This study was carried out at Hospital Geral de Carapicuiba, São Paulo (SP), Brazil.

*All authors have read and approved of the final version of the article submitted to J Vasc Bras.

Author information SQB - PhD at Instituto Belczak de Cirurgia Vascular e Endovascular São Paulo, SP, Brazil; and professor of Vascular Surgery at Centro Universitário São Camilo. SRA - MD at the Vascular Surgery Unit, Instituto Israelita de Ensino e Pesquisa Albert Einstein. VB - MD at the Vascular and Endovascular Surgery Unit, Hospital Municipal do Campo Limpo, São Paulo. TJC and LFMS - Medical students at Centro Universitário São Camilo, Vascular Surgery. IRS - PhD and head of the Vascular Surgery Unit at Hospital Geral de Carapicuiba and Hospital São Camilo; and professor of Vascular Surgery at Centro Universitário São Camilo.
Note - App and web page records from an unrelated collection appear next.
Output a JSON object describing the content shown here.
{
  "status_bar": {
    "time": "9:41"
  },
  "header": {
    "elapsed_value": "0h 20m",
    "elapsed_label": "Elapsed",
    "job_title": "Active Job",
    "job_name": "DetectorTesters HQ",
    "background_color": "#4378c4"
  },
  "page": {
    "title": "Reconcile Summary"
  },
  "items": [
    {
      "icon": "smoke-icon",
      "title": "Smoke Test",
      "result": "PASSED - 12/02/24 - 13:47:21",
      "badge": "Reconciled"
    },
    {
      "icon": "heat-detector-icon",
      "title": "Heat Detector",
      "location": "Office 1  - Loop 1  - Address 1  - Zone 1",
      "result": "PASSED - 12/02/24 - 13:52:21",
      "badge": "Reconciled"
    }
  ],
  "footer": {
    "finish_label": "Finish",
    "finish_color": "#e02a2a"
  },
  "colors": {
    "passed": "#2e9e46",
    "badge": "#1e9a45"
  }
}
RA - PhD and an MD at the Vascular Surgery Unit, Instituto Israelita de Ensino e Pesquisa Albert Einstein; and associate professor at Universidade de São Paulo (USP).

Author contributions Conception and design: SQB, RA Analysis and interpretation: SQB, LFS, TJC Data collection: IRS, VB Writing the article: SQB, SRA Critical revision of the article: SQB, RA Final approval of the article*: SQB, SRA, VB, TJC, LFS, IRS, RA Statistical analysis: SQB, SRA, VB, TJC, LFS, IRS, RA Overall responsibility: SQB, RA

Received: July 17, 2014; Accepted: January 04, 2015

*Correspondence Sergio Quilici Belczak Rua Cônego Eugênio Leite, 1126/153 CEP 05414-001 - São Paulo (SP), Brazil Tel.: +55 (11) 983837803 E-mail:

Conflict of interests: All PROPATEN(r) grafts used in the study were provided by W. L. Gore & Associates.

Creative Commons License This is an Open Access article distributed under the terms of the Creative Commons Attribution Non-Commercial License, which permits unrestricted non-commercial use, distribution, and reproduction in any medium, provided the original work is properly cited.